Flight engineer Captain Samuel Baker retarded the spark, set the mixture controls to "normal", and set the engine RPMs to 2,500 to increase the power from the remaining engines.Unknown to Captain Baker, the vibration from the guns had disabled the electrical systems controlling the spark settings and fuel mixture.It descended about 1,000 feet and its airspeed bled off to 135 miles per hour. The flight engineer attempted to increase engine speed to 2,650 RPM and enrich the fuel mixture, but got no response from the engines except for severe backfiring. Although the fuses appeared to be intact, he replaced the master turbo fuse and all of the individual turbo fuses.
The wreck is located in an area that is helicopter access only, and was basically destroyed by impact with the side of a mountain. Walter Ross, and Co-pilot Captain Wilbur Evans, and a crew of thirteen took off from Carswell AFB in B-36B, 44-92035 of the 26th Bomb Squadron of the 7th Bomb Wing at A. Immediately after take-off, the #4 alternator would not stay in parallel with the other three alternators, so it was taken off-line and de-excited three minutes into the flight. Then the APG-3 radar for the tail turret started acting up, so S/Sgt. Immediately afterward, radar operator Captain James Yeingst notified Hildebrandt that the APQ-24 radar set blew up and was smoking.
However, one wing, an engine, and part of the fuselage are in very good shape considering the crash appears to have happened in the 1950's. About one minute after the #4 alternator was shut down, flames 8 to 12 feet long erupted from around the air plug of the number-one engine. Six minutes after take-off, the flight engineer shut down the number-one engine, feathered its propeller, and expended one of its Methyl bromide fire extinguishing bottles. Vibration from the firing of the guns was causing shorting between the internal components of the radar. The cannons in the left forward upper turret and the left rear upper turret stopped firing.

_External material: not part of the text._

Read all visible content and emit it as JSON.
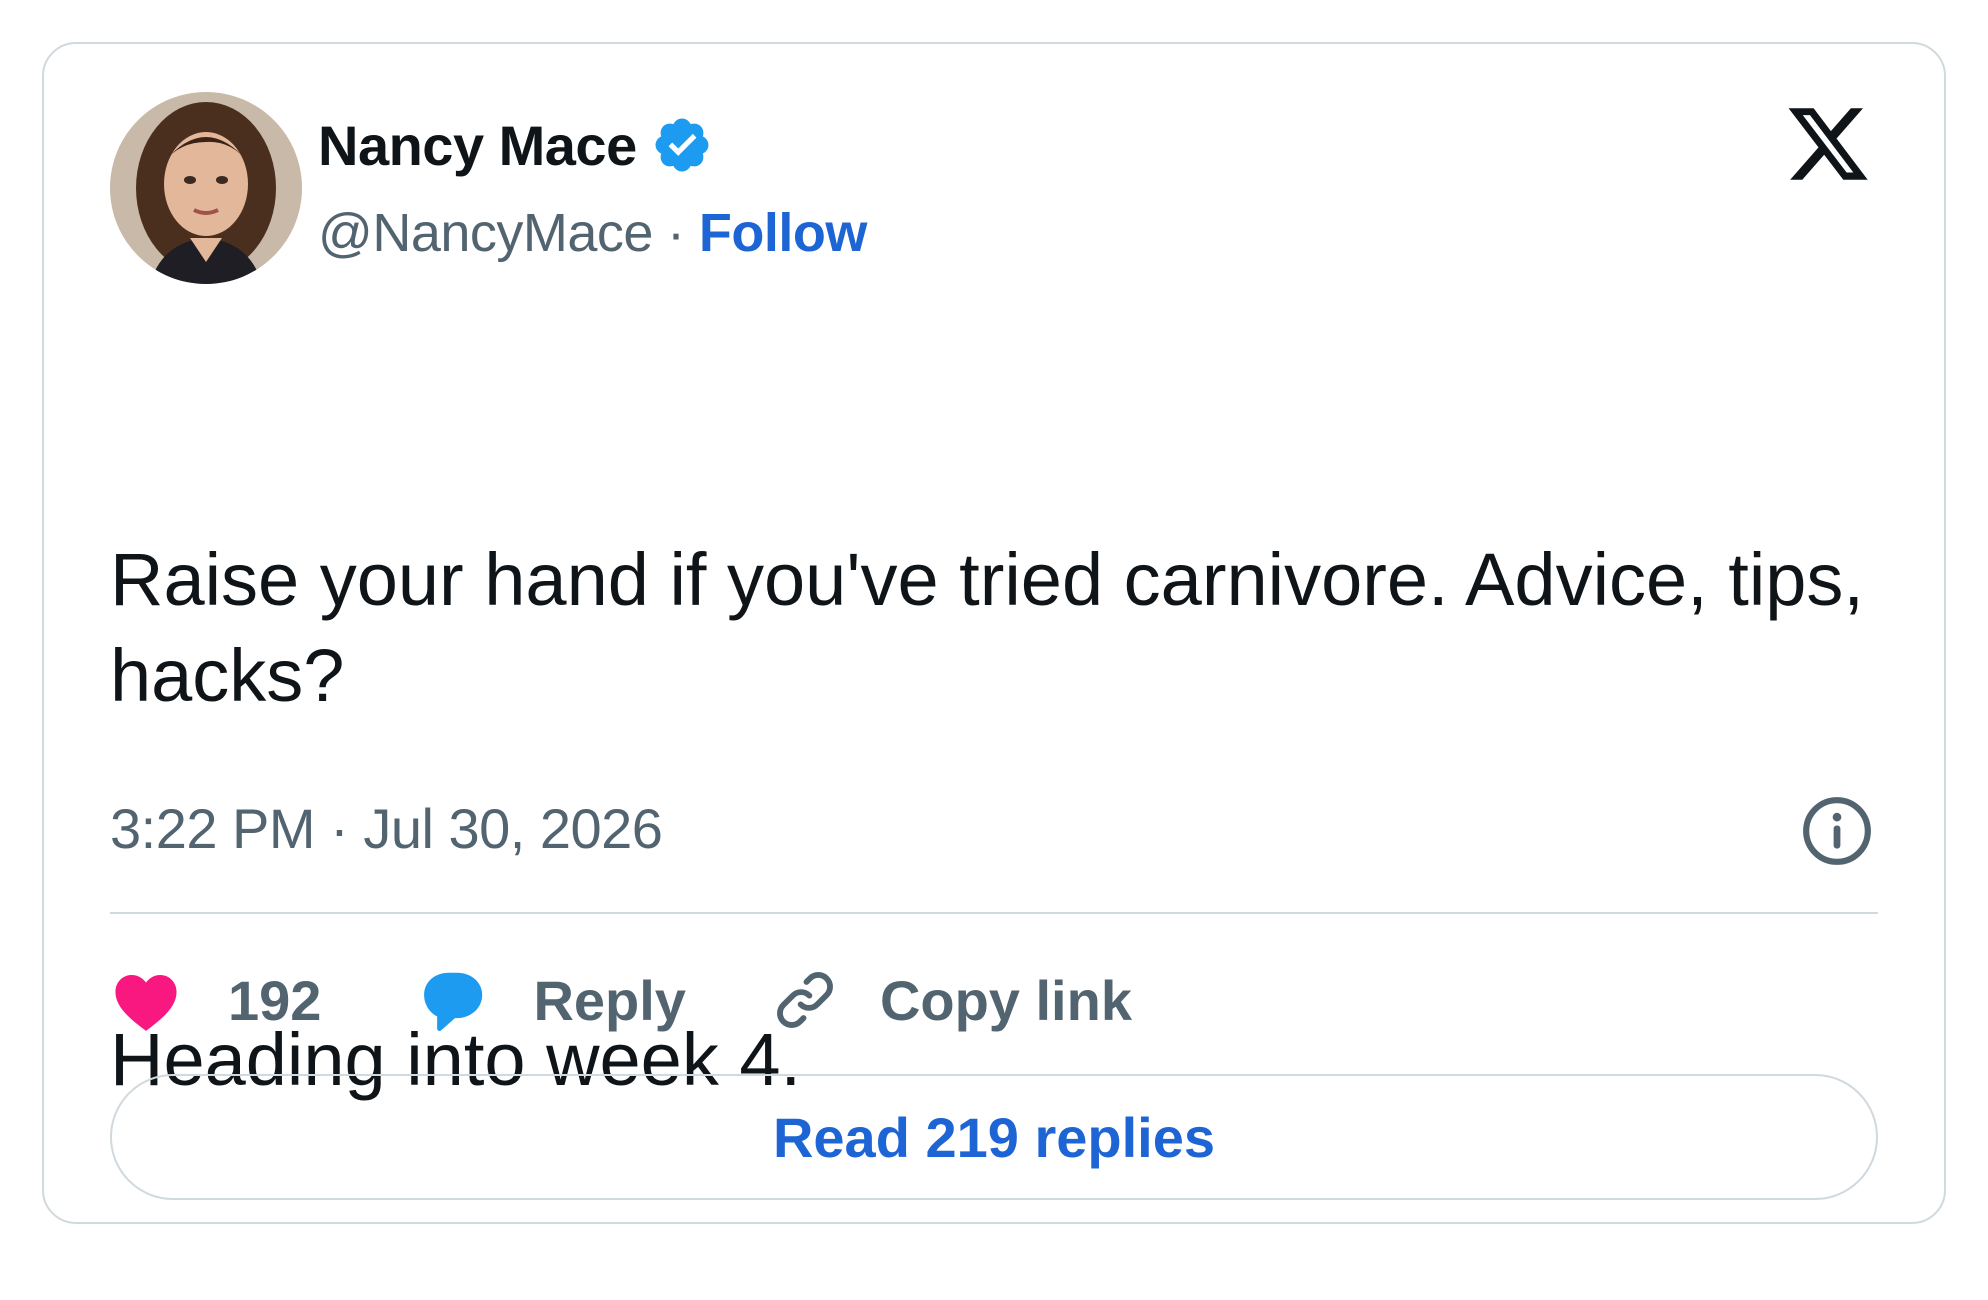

The pilot claimed that the propellors switched to reverse thrust on take-off, but he was not believed.
Later another Peacemaker had a propellor on each wing switch to reverse thrust on approach to landing at Carswell AFB, which corroborated the story of the pilot whose B-36 had ended up in Lake Worth.
Whether or not it was a real device or a "dumb" bomb for training is still a mystery.

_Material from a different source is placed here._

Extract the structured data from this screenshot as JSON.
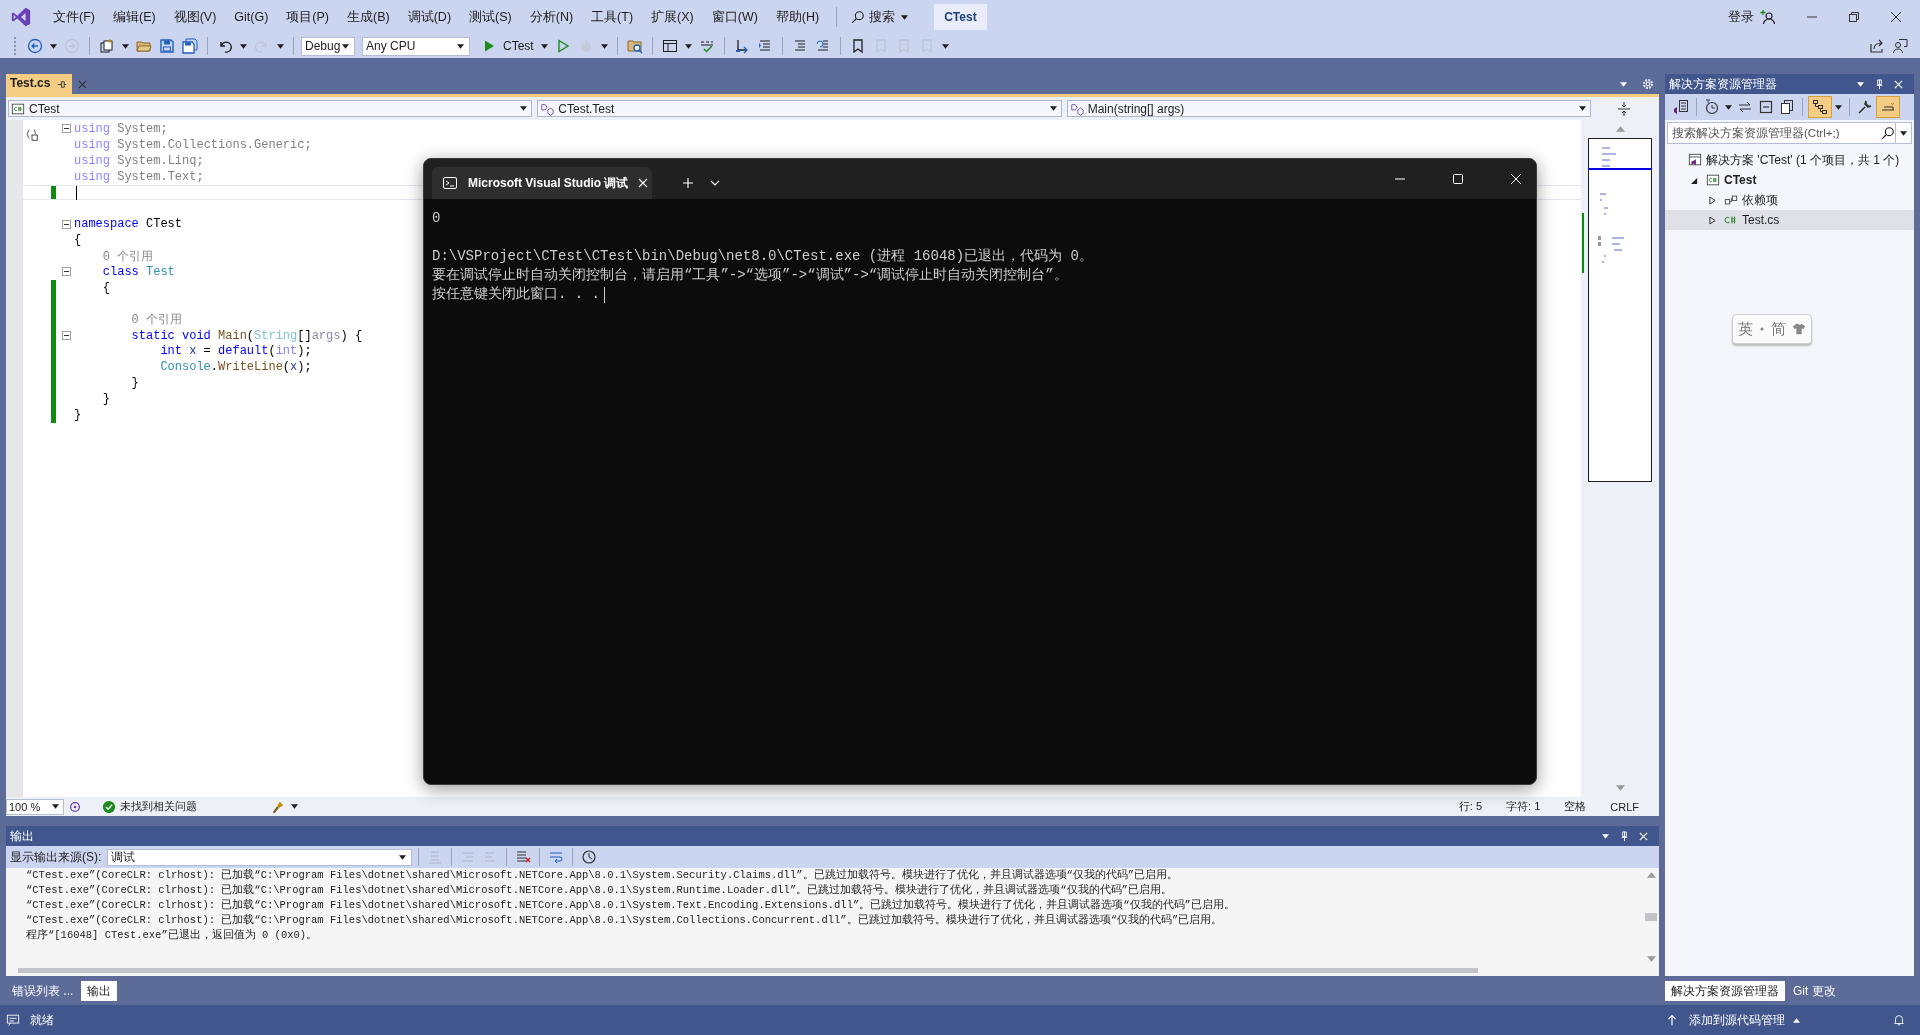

We did find four spare detonators and the "suitcase" for a Mark IV device in the wreckage suggesting there may have been an actual nuclear device on board minus the plutonium warhead.

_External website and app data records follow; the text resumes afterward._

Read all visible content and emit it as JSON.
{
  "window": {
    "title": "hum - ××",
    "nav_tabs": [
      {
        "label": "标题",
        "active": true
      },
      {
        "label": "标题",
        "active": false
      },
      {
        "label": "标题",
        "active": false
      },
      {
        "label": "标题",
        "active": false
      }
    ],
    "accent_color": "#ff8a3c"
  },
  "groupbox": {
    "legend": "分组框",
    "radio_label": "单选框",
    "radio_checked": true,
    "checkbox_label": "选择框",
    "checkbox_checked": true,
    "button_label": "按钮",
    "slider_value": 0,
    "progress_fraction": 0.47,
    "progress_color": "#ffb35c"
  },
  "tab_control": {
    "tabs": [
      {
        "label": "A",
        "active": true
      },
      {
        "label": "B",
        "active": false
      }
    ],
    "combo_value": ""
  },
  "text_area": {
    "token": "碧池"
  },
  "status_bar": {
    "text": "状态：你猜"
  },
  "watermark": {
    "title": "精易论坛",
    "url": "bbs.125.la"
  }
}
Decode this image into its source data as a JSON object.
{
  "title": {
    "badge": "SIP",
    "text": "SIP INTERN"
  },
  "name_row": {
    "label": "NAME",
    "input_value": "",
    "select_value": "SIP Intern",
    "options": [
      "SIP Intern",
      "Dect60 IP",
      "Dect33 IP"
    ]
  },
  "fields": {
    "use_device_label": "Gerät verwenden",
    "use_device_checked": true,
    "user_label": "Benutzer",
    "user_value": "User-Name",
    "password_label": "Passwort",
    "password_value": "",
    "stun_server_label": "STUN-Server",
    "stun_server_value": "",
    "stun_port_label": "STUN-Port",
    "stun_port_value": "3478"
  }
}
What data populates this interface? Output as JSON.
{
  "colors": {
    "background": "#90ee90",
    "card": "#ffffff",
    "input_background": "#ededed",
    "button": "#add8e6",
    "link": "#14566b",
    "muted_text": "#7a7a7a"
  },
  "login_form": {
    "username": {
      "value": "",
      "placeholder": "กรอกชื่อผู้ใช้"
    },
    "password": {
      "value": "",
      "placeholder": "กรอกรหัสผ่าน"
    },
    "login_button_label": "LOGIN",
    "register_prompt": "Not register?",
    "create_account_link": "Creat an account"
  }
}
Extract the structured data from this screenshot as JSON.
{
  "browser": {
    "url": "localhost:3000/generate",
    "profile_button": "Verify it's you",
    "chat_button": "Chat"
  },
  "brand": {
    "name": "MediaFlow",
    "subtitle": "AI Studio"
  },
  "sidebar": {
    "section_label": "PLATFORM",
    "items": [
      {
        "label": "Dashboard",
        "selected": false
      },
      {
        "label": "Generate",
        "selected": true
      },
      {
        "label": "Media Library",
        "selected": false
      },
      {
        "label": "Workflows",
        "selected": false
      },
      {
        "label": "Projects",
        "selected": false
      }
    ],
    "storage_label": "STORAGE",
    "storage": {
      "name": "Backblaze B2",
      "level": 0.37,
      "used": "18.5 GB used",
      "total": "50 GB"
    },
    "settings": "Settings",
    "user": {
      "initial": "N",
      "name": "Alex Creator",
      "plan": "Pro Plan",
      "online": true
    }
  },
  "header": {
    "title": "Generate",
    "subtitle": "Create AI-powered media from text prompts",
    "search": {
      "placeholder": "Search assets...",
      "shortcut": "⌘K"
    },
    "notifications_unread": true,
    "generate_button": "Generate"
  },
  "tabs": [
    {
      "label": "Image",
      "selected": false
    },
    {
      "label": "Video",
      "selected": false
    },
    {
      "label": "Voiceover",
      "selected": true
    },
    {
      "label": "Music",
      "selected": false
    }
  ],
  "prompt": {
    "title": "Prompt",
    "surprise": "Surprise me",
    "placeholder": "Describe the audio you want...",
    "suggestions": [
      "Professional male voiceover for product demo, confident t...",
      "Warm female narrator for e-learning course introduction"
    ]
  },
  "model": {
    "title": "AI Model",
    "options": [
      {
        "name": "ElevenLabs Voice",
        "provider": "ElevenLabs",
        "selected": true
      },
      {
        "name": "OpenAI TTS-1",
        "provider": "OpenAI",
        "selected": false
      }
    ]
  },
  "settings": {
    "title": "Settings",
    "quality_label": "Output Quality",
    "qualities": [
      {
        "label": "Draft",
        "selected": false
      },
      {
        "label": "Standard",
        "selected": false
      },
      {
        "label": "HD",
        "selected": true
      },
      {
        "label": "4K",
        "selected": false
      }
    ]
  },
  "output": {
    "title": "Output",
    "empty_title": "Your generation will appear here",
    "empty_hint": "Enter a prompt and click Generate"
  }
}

There are three engines still in pretty good shape - whether they and the guns are worth salvaging I couldn't say.
That is up to the experts in aircraft re-building to decide. A more complete description of the survey of the wreckage is available at Don Pyeatt's B-36 web site.
Back in the late 1950s Creamies was asked by a grade school principal to make a frozen treat with milk instead of sugar water.
Creamies developed an ice milk bar made with real fruit and other natural flavorings that the children and their parents loved.
The aircraft was taking part in cold weather maneuvers and was returning to home base.